• TASK DESCRIPTION:
Only the pictures are to be left out; set down the rest of the records exactly.

• Saved entries:
::::::
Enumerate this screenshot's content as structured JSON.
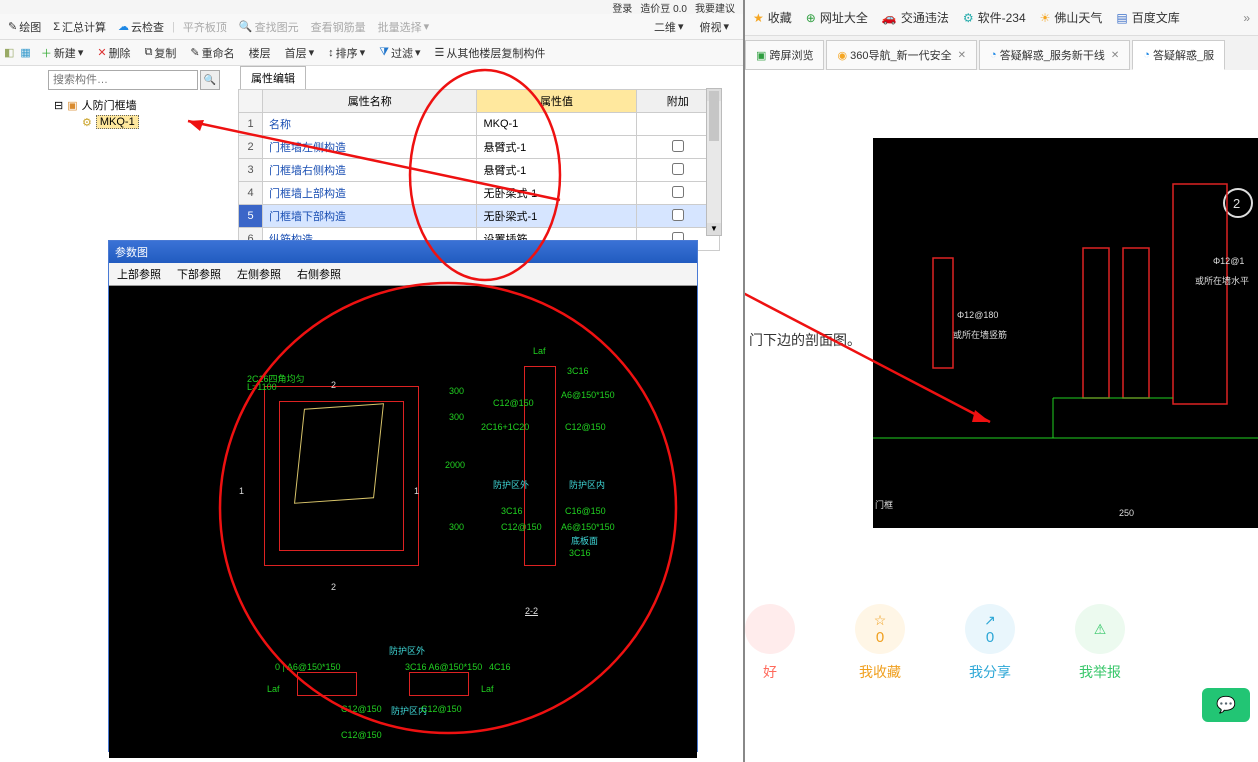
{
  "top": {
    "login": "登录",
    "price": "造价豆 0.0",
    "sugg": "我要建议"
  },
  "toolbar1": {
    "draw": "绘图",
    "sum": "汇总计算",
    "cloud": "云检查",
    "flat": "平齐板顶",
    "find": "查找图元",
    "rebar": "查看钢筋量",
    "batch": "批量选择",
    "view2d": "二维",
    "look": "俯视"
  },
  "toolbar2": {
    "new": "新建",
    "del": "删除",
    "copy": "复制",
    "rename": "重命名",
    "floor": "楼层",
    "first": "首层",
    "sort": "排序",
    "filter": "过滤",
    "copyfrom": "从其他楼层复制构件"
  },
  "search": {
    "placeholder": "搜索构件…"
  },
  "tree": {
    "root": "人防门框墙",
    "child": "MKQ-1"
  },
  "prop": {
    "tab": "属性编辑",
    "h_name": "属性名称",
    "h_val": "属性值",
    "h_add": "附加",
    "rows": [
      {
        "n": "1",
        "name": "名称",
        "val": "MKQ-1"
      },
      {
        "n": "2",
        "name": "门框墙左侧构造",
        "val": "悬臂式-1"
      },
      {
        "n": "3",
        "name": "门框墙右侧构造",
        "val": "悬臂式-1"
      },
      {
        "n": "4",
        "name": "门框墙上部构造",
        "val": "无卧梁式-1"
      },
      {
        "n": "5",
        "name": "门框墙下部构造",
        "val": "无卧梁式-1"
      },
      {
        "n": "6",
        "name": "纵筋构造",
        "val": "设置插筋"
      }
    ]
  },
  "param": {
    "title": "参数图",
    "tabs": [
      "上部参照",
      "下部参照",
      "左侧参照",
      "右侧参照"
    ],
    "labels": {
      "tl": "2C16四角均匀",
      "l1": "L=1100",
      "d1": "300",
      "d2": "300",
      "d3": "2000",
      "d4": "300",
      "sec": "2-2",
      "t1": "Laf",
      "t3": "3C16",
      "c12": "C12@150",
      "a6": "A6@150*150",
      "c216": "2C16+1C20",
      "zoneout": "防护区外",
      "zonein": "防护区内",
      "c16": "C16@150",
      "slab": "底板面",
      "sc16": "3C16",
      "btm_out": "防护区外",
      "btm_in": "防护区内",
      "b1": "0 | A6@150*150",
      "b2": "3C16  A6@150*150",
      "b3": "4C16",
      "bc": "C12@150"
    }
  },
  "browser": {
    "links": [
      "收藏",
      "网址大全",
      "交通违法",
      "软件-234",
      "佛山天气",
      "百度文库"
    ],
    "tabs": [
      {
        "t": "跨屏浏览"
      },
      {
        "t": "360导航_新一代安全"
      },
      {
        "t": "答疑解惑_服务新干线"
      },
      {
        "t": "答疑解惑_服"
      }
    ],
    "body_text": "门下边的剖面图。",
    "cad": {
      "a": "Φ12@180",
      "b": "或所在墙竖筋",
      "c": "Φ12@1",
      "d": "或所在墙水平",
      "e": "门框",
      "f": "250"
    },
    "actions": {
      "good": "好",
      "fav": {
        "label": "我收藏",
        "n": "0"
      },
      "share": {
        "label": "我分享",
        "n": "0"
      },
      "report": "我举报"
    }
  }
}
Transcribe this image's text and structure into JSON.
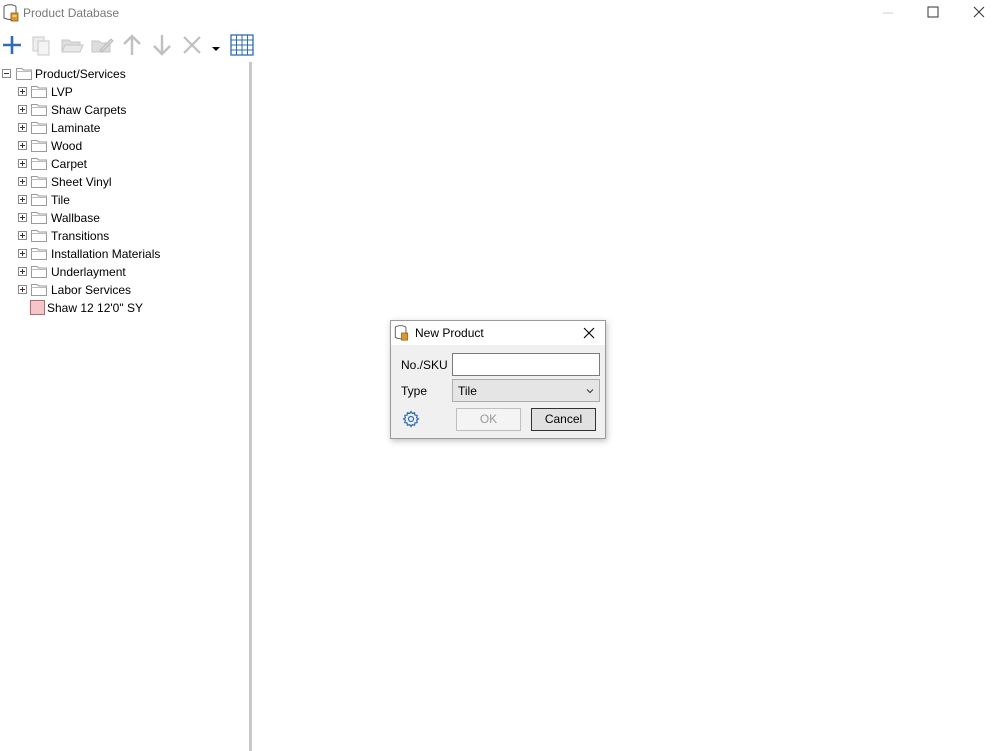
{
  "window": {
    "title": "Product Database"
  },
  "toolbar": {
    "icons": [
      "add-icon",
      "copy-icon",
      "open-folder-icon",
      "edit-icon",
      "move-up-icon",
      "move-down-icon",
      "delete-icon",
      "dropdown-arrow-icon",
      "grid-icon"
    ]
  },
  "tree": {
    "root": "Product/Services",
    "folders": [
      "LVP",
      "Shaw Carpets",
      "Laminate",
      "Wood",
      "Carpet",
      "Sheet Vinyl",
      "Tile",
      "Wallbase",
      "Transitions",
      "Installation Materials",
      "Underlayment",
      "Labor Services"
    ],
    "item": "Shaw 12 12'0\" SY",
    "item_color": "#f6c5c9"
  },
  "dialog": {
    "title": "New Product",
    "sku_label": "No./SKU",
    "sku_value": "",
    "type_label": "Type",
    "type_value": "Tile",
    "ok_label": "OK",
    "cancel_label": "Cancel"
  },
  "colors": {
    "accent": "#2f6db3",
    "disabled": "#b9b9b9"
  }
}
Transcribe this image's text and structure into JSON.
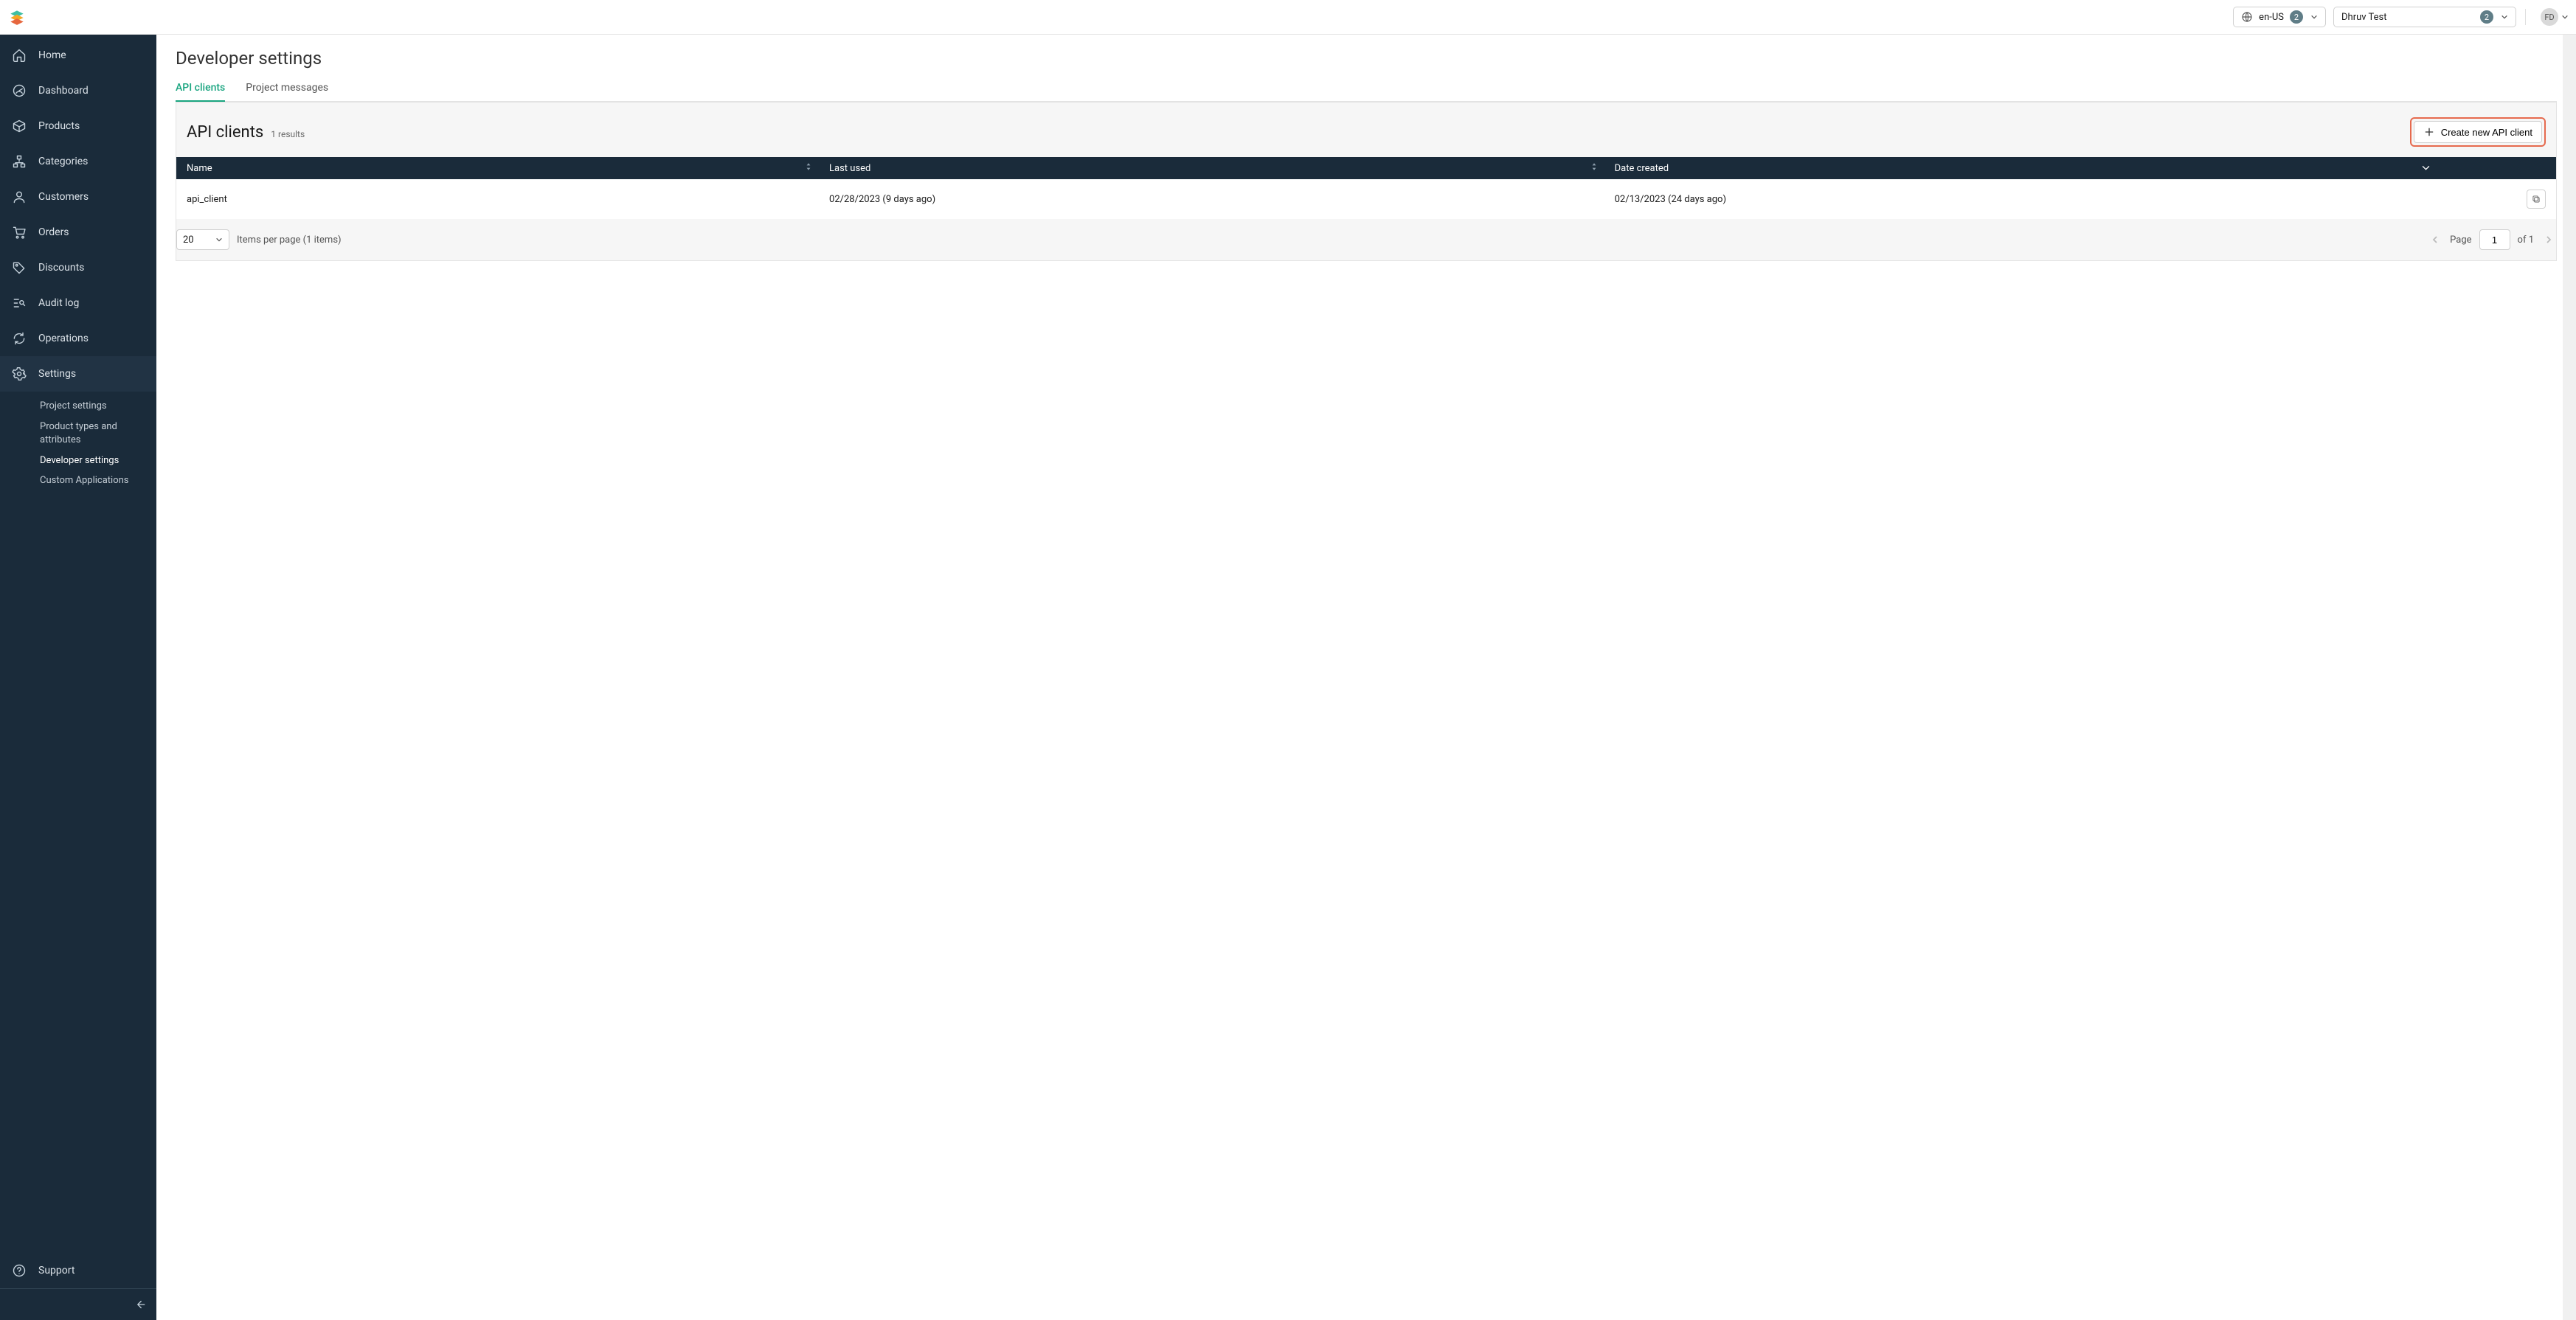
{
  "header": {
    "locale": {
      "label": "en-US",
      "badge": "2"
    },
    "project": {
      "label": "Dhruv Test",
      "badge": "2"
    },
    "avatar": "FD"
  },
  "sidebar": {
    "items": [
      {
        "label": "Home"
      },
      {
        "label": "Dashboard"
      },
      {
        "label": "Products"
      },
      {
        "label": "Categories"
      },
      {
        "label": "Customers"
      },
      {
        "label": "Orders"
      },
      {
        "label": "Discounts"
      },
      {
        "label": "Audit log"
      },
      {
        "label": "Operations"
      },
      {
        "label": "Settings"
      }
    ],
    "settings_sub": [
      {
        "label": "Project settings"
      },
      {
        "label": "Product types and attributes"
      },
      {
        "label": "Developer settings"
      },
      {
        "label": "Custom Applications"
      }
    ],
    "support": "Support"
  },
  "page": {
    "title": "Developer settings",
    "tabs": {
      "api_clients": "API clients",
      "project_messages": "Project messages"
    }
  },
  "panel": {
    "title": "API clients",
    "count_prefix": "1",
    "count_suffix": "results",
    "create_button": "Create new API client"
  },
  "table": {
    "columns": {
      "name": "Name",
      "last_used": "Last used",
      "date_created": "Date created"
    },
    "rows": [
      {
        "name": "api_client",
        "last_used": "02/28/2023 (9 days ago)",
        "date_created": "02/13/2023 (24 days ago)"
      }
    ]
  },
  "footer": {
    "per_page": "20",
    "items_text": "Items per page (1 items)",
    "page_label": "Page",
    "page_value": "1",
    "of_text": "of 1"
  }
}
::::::
• OUTPUT FOR THIS TASK:
Enumerate this screenshot's content as structured JSON.
{
  "top": {
    "login": "登录",
    "price": "造价豆 0.0",
    "sugg": "我要建议"
  },
  "toolbar1": {
    "draw": "绘图",
    "sum": "汇总计算",
    "cloud": "云检查",
    "flat": "平齐板顶",
    "find": "查找图元",
    "rebar": "查看钢筋量",
    "batch": "批量选择",
    "view2d": "二维",
    "look": "俯视"
  },
  "toolbar2": {
    "new": "新建",
    "del": "删除",
    "copy": "复制",
    "rename": "重命名",
    "floor": "楼层",
    "first": "首层",
    "sort": "排序",
    "filter": "过滤",
    "copyfrom": "从其他楼层复制构件"
  },
  "search": {
    "placeholder": "搜索构件…"
  },
  "tree": {
    "root": "人防门框墙",
    "child": "MKQ-1"
  },
  "prop": {
    "tab": "属性编辑",
    "h_name": "属性名称",
    "h_val": "属性值",
    "h_add": "附加",
    "rows": [
      {
        "n": "1",
        "name": "名称",
        "val": "MKQ-1"
      },
      {
        "n": "2",
        "name": "门框墙左侧构造",
        "val": "悬臂式-1"
      },
      {
        "n": "3",
        "name": "门框墙右侧构造",
        "val": "悬臂式-1"
      },
      {
        "n": "4",
        "name": "门框墙上部构造",
        "val": "无卧梁式-1"
      },
      {
        "n": "5",
        "name": "门框墙下部构造",
        "val": "无卧梁式-1"
      },
      {
        "n": "6",
        "name": "纵筋构造",
        "val": "设置插筋"
      }
    ]
  },
  "param": {
    "title": "参数图",
    "tabs": [
      "上部参照",
      "下部参照",
      "左侧参照",
      "右侧参照"
    ],
    "labels": {
      "tl": "2C16四角均匀",
      "l1": "L=1100",
      "d1": "300",
      "d2": "300",
      "d3": "2000",
      "d4": "300",
      "sec": "2-2",
      "t1": "Laf",
      "t3": "3C16",
      "c12": "C12@150",
      "a6": "A6@150*150",
      "c216": "2C16+1C20",
      "zoneout": "防护区外",
      "zonein": "防护区内",
      "c16": "C16@150",
      "slab": "底板面",
      "sc16": "3C16",
      "btm_out": "防护区外",
      "btm_in": "防护区内",
      "b1": "0 | A6@150*150",
      "b2": "3C16  A6@150*150",
      "b3": "4C16",
      "bc": "C12@150"
    }
  },
  "browser": {
    "links": [
      "收藏",
      "网址大全",
      "交通违法",
      "软件-234",
      "佛山天气",
      "百度文库"
    ],
    "tabs": [
      {
        "t": "跨屏浏览"
      },
      {
        "t": "360导航_新一代安全"
      },
      {
        "t": "答疑解惑_服务新干线"
      },
      {
        "t": "答疑解惑_服"
      }
    ],
    "body_text": "门下边的剖面图。",
    "cad": {
      "a": "Φ12@180",
      "b": "或所在墙竖筋",
      "c": "Φ12@1",
      "d": "或所在墙水平",
      "e": "门框",
      "f": "250"
    },
    "actions": {
      "good": "好",
      "fav": {
        "label": "我收藏",
        "n": "0"
      },
      "share": {
        "label": "我分享",
        "n": "0"
      },
      "report": "我举报"
    }
  }
}
Transcribe this image's text and structure into JSON.
{
  "window": {
    "title": "Product Database"
  },
  "toolbar": {
    "icons": [
      "add-icon",
      "copy-icon",
      "open-folder-icon",
      "edit-icon",
      "move-up-icon",
      "move-down-icon",
      "delete-icon",
      "dropdown-arrow-icon",
      "grid-icon"
    ]
  },
  "tree": {
    "root": "Product/Services",
    "folders": [
      "LVP",
      "Shaw Carpets",
      "Laminate",
      "Wood",
      "Carpet",
      "Sheet Vinyl",
      "Tile",
      "Wallbase",
      "Transitions",
      "Installation Materials",
      "Underlayment",
      "Labor Services"
    ],
    "item": "Shaw 12 12'0\" SY",
    "item_color": "#f6c5c9"
  },
  "dialog": {
    "title": "New Product",
    "sku_label": "No./SKU",
    "sku_value": "",
    "type_label": "Type",
    "type_value": "Tile",
    "ok_label": "OK",
    "cancel_label": "Cancel"
  },
  "colors": {
    "accent": "#2f6db3",
    "disabled": "#b9b9b9"
  }
}
Transcribe this image's text and structure into JSON.
{
  "header": {
    "locale": {
      "label": "en-US",
      "badge": "2"
    },
    "project": {
      "label": "Dhruv Test",
      "badge": "2"
    },
    "avatar": "FD"
  },
  "sidebar": {
    "items": [
      {
        "label": "Home"
      },
      {
        "label": "Dashboard"
      },
      {
        "label": "Products"
      },
      {
        "label": "Categories"
      },
      {
        "label": "Customers"
      },
      {
        "label": "Orders"
      },
      {
        "label": "Discounts"
      },
      {
        "label": "Audit log"
      },
      {
        "label": "Operations"
      },
      {
        "label": "Settings"
      }
    ],
    "settings_sub": [
      {
        "label": "Project settings"
      },
      {
        "label": "Product types and attributes"
      },
      {
        "label": "Developer settings"
      },
      {
        "label": "Custom Applications"
      }
    ],
    "support": "Support"
  },
  "page": {
    "title": "Developer settings",
    "tabs": {
      "api_clients": "API clients",
      "project_messages": "Project messages"
    }
  },
  "panel": {
    "title": "API clients",
    "count_prefix": "1",
    "count_suffix": "results",
    "create_button": "Create new API client"
  },
  "table": {
    "columns": {
      "name": "Name",
      "last_used": "Last used",
      "date_created": "Date created"
    },
    "rows": [
      {
        "name": "api_client",
        "last_used": "02/28/2023 (9 days ago)",
        "date_created": "02/13/2023 (24 days ago)"
      }
    ]
  },
  "footer": {
    "per_page": "20",
    "items_text": "Items per page (1 items)",
    "page_label": "Page",
    "page_value": "1",
    "of_text": "of 1"
  }
}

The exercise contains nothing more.